Seattle wide receiver Koren Robinson was to have his pending four-game suspension for violating the NFL's substance-abuse policy reviewed yesterday. Robinson is appealing the suspension, and the league likely will make a ruling within the next few days.

Dolphins Expected to Make Run at Pioli

Many people in the league believe that the Miami Dolphins will make a renewed effort to hire Patriots personnel chief Scott Pioli as their general manager after the season. The Dolphins reportedly were interested in Pioli as a possible GM candidate after last season but didn't want to wait until after the Patriots' season ended to get a chance to interview him. The Patriots seemed prepared to contend then that language in Pioli's contract prevented him from leaving. . . .
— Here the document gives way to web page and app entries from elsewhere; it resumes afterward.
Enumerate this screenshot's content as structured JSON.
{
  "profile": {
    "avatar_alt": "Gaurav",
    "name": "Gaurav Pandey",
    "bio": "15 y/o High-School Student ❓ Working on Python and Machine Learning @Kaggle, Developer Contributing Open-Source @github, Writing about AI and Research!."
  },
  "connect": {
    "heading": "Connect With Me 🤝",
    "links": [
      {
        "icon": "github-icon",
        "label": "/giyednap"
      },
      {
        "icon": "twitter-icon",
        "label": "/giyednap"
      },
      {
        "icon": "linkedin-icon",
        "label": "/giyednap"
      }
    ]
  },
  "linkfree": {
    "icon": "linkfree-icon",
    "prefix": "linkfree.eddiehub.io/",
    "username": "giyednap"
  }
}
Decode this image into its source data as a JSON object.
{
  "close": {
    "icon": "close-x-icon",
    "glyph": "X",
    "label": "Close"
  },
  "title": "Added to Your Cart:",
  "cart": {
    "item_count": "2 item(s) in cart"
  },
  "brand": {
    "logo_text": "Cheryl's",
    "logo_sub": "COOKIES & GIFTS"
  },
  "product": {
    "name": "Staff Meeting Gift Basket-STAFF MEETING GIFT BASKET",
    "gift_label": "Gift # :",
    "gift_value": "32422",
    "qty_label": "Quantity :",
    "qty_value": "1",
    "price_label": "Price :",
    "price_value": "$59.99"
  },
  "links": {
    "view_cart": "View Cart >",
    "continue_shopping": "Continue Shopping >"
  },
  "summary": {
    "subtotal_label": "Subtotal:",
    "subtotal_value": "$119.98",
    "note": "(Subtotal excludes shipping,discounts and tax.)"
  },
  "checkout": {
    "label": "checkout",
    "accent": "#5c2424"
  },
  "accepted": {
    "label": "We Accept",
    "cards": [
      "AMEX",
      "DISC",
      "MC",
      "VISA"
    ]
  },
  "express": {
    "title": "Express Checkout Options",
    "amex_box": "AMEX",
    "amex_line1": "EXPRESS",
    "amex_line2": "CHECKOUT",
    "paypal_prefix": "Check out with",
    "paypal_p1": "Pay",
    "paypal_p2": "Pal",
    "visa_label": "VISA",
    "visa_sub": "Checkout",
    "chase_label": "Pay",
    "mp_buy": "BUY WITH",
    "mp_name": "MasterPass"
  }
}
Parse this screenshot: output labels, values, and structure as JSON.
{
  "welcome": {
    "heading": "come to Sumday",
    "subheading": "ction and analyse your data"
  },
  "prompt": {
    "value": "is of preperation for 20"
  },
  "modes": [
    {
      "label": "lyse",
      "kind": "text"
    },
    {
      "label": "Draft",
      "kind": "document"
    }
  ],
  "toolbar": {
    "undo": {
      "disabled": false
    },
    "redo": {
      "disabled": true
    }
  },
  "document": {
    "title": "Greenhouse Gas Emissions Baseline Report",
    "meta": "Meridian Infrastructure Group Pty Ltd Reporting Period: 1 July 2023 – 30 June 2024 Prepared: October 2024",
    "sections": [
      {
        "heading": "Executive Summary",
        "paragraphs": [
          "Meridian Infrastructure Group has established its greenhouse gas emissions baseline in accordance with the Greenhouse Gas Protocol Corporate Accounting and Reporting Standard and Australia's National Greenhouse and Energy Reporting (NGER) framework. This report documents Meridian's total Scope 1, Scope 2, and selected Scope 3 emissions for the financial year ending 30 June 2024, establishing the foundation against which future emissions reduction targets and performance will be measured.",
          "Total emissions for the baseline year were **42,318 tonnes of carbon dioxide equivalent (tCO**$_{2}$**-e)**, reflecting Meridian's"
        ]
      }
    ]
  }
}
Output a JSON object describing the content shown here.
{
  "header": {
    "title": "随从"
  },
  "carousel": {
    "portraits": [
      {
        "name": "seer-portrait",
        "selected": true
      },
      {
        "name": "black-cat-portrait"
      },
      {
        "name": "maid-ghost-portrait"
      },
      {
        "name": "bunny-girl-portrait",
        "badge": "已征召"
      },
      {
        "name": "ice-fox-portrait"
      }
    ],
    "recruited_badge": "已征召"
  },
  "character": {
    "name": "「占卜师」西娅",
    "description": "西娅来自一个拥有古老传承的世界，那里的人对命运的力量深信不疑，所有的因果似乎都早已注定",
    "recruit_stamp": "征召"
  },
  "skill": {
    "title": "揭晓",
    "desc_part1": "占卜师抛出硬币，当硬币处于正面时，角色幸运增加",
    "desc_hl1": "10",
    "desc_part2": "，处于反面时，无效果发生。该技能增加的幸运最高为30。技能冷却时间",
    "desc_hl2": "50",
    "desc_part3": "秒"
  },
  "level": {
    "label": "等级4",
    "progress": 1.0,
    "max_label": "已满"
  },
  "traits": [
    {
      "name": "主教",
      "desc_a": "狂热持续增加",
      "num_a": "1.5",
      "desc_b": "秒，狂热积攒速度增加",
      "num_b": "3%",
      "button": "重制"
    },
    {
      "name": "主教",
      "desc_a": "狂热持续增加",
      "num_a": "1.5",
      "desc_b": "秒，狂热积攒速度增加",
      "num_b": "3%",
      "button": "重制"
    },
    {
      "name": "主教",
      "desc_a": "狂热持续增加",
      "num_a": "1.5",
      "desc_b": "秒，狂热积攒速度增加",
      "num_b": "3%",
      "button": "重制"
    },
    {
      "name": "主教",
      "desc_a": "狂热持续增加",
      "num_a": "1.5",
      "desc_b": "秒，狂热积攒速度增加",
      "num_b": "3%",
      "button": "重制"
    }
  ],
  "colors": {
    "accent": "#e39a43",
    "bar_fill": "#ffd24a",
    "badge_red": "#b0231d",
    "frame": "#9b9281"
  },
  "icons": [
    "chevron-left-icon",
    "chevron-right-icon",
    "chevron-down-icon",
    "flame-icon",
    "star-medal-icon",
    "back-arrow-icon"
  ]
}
The notion entering the season that the NFC East would be loaded has proven to be way off base. The Philadelphia Eagles are 6-1 against non-NFC East opponents. The Giants, Dallas Cowboys and Washington Redskins are a combined 8-11 against non-division foes. . . .

The Baltimore Ravens waived tackle Damion Cook, a three-year veteran who appeared in nine games this season. The Ravens also terminated the practice squad contract of wide receiver Michael Jennings and signed defensive back Brandon Pinderhughes to the practice squad. . . .

The league fined Pittsburgh linebacker Joey Porter and Cleveland running back William Green $10,000 each for their pregame fight Sunday. Both were ejected before the game and Browns fullback Terrelle Smith also was fined $10,000 for becoming involved in the incident. . . .

The Browns waived running back James Jackson to make room on their roster for rookie running back Adimchinobe Echemandu.

Joey Harrington took his lumps from Mike Peterson and the Jaguars on Sunday.